A banknote is a negotiable promissory note, which a bank can issue. It is payable to the bearer on demand, and the amount payable is apparent on the face of the note. Banknotes are considered legal tender; along with coins, they make up the bearer forms (A bearer form is a security not registered in the issuing corporation’s books, but which is payable to its bearer, that is, the person possessing it¹.) of all modern money².
- The first mention of the use of paper as money is found dating back to 1023 in historic Chinese texts. Emperor Chen Tsung of the Song Dynasty awarded rights to issue universal bills of exchange to 16 merchants during his reign.
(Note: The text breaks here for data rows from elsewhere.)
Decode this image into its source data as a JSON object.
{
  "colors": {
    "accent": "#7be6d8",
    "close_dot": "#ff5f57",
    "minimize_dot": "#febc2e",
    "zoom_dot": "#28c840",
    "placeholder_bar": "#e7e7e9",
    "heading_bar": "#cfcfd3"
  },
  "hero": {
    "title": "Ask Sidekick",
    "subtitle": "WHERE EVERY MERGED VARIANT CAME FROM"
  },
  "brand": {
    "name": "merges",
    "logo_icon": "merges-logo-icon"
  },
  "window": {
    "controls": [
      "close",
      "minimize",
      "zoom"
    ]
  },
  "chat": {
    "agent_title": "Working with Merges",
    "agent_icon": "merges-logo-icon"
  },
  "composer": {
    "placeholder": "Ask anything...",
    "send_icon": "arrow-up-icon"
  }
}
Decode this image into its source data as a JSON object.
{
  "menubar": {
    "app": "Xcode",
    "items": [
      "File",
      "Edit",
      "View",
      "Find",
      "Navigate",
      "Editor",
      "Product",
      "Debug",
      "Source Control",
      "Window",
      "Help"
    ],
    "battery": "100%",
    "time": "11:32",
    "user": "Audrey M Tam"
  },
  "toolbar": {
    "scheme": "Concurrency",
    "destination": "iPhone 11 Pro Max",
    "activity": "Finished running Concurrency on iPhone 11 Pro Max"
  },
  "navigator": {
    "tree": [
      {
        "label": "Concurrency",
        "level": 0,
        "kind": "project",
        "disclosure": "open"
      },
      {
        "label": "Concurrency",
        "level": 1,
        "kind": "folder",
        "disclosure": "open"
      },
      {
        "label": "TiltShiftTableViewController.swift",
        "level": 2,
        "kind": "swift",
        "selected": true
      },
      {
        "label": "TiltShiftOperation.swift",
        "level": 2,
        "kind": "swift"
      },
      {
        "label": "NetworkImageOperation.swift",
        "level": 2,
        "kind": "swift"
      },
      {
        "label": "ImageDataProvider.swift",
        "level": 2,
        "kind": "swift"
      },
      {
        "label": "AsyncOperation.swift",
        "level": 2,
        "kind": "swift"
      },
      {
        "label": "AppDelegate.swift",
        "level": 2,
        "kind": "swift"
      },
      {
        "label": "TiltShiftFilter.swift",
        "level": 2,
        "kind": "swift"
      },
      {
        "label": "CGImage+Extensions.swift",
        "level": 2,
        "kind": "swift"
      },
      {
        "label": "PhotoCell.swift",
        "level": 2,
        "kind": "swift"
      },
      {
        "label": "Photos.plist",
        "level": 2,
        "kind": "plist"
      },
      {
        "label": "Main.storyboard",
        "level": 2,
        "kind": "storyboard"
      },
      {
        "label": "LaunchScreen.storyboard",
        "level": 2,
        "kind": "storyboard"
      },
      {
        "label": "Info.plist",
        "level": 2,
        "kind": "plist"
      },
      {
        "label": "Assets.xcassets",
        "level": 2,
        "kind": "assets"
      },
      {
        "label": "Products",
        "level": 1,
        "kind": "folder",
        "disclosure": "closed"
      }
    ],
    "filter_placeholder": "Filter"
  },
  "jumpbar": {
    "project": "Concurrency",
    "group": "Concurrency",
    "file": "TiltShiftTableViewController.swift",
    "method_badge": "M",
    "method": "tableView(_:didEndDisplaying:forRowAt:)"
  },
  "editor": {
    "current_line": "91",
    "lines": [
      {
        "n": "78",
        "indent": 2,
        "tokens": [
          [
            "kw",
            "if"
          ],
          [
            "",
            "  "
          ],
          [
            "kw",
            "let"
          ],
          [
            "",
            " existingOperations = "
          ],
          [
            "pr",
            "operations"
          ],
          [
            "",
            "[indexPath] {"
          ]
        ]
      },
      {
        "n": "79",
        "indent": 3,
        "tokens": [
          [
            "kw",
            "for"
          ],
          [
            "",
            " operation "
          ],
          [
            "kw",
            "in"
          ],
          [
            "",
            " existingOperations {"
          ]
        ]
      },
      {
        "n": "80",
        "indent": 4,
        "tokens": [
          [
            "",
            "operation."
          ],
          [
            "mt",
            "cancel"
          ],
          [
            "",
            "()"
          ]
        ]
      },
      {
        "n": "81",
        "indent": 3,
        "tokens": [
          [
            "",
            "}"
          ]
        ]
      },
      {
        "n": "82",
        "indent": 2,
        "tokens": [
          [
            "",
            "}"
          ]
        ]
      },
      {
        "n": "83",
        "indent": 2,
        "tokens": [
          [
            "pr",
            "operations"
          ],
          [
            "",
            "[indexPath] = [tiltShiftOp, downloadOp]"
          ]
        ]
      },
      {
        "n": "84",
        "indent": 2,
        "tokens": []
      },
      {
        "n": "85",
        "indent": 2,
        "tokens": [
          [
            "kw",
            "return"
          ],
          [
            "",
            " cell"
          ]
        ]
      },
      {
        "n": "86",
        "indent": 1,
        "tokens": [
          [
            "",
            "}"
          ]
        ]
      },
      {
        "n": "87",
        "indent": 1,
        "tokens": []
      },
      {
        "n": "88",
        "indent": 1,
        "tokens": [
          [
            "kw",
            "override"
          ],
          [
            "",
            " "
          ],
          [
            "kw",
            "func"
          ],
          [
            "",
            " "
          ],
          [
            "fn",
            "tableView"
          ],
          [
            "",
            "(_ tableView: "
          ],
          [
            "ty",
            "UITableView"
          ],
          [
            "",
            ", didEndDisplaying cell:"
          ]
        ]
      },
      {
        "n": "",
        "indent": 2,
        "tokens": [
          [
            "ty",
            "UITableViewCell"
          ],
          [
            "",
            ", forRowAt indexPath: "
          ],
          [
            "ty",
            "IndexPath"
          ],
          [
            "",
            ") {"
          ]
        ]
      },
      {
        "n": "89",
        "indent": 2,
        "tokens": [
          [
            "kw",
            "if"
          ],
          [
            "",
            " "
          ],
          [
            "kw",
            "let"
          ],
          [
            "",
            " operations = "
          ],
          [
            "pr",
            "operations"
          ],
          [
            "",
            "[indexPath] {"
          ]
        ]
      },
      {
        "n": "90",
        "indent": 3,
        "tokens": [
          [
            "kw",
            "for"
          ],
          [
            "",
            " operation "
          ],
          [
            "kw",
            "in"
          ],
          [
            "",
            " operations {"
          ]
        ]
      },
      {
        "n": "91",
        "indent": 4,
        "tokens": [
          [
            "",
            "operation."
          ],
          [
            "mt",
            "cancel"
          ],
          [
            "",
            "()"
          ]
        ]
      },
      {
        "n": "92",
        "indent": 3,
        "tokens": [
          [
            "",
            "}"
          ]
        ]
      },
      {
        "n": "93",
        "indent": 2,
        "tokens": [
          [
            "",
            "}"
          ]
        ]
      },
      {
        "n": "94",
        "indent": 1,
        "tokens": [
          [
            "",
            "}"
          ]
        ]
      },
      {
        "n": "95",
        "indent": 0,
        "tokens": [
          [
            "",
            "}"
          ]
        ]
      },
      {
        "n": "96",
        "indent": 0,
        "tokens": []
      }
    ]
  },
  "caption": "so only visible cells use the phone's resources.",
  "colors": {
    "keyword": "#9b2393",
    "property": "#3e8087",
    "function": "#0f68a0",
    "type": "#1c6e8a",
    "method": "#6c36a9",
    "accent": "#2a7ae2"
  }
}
When several of those merchants failed to redeem notes on presentation, the currency’s credibility was brought into question. In response, the emperor established a “bureau of exchange” within the government and charged it with issuing circulating paper notes³. Thereby protecting its credibility.
- The main purpose of the introduction of paper money was to make it easier and safer to transport large sums as coins are heavy and, in large quantities, easily stolen.
- Below is a photograph of the brass printing plate used to print the money. It reads: “The bill may be used in the stead of 77,000 wen of metal coinage.”
[ux_image_box img=”543″ image_width=”30″ link=”https://www.worldcat.org/title/she-hui-li-shi-bo-wu-guan-she-ying-ji/oclc/953047299?referer=br&ht=edition” target=”_blank”]
Here is a portrait of Cheng Tsung (also known as Zhenzong):
[ux_image_box img=”546″ image_width=”40″ link=”https://en.wikipedia.org/wiki/Emperor_Zhenzong” target=”_blank”]